Search the records for the string "value" and copy every line in which it appears.

[DATA EXTRACT]
#####

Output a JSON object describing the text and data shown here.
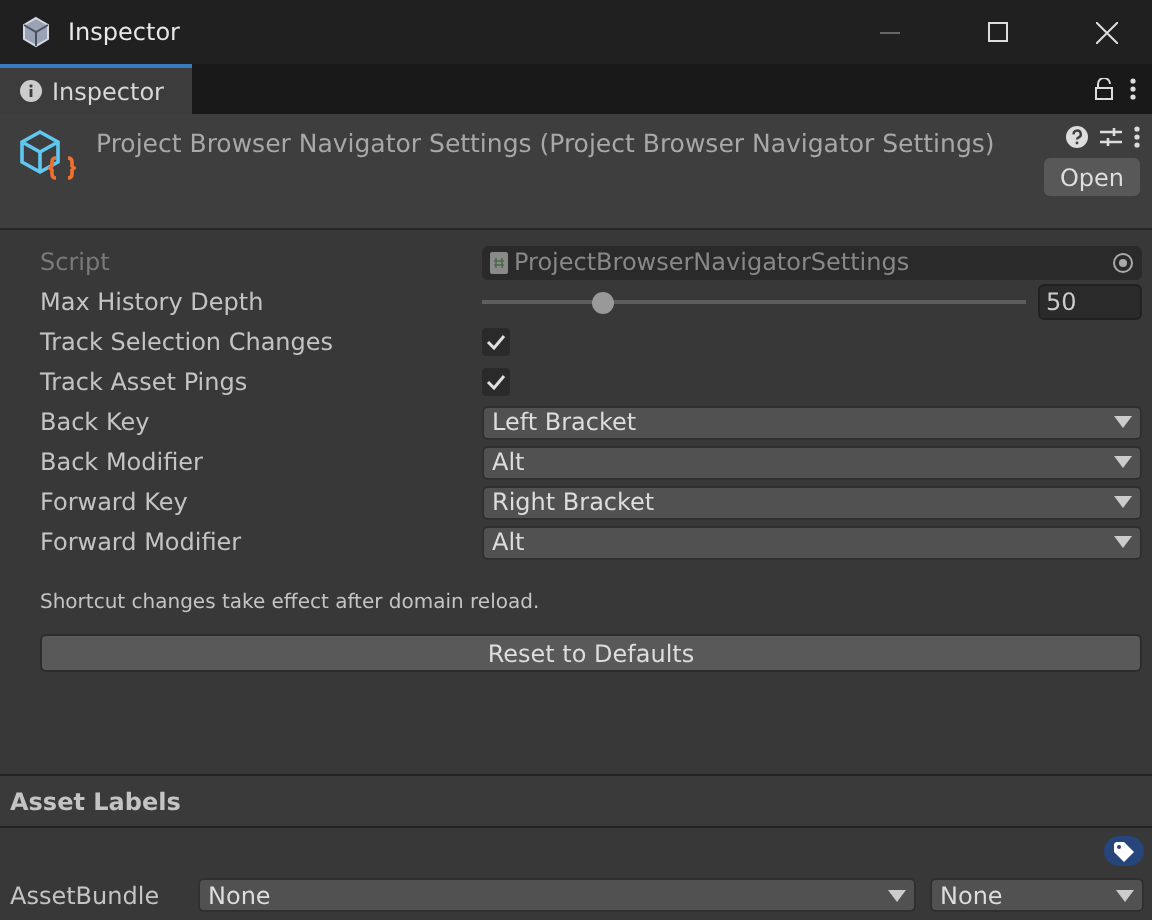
{
  "window": {
    "title": "Inspector"
  },
  "tabs": [
    {
      "label": "Inspector",
      "selected": true
    }
  ],
  "header": {
    "title": "Project Browser Navigator Settings (Project Browser Navigator Settings)",
    "open_button": "Open"
  },
  "fields": [
    {
      "kind": "script",
      "label": "Script",
      "value": "ProjectBrowserNavigatorSettings",
      "disabled": true
    },
    {
      "kind": "slider",
      "label": "Max History Depth",
      "level": 0.22,
      "value": "50"
    },
    {
      "kind": "toggle",
      "label": "Track Selection Changes",
      "checked": true
    },
    {
      "kind": "toggle",
      "label": "Track Asset Pings",
      "checked": true
    },
    {
      "kind": "dropdown",
      "label": "Back Key",
      "value": "Left Bracket"
    },
    {
      "kind": "dropdown",
      "label": "Back Modifier",
      "value": "Alt"
    },
    {
      "kind": "dropdown",
      "label": "Forward Key",
      "value": "Right Bracket"
    },
    {
      "kind": "dropdown",
      "label": "Forward Modifier",
      "value": "Alt"
    }
  ],
  "note": "Shortcut changes take effect after domain reload.",
  "reset_button": "Reset to Defaults",
  "asset_labels": {
    "title": "Asset Labels",
    "bundle_label": "AssetBundle",
    "bundle": "None",
    "variant": "None"
  }
}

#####

[REPLY]
      "value": "ProjectBrowserNavigatorSettings",
      "value": "50"
      "value": "Left Bracket"
      "value": "Alt"
      "value": "Right Bracket"
      "value": "Alt"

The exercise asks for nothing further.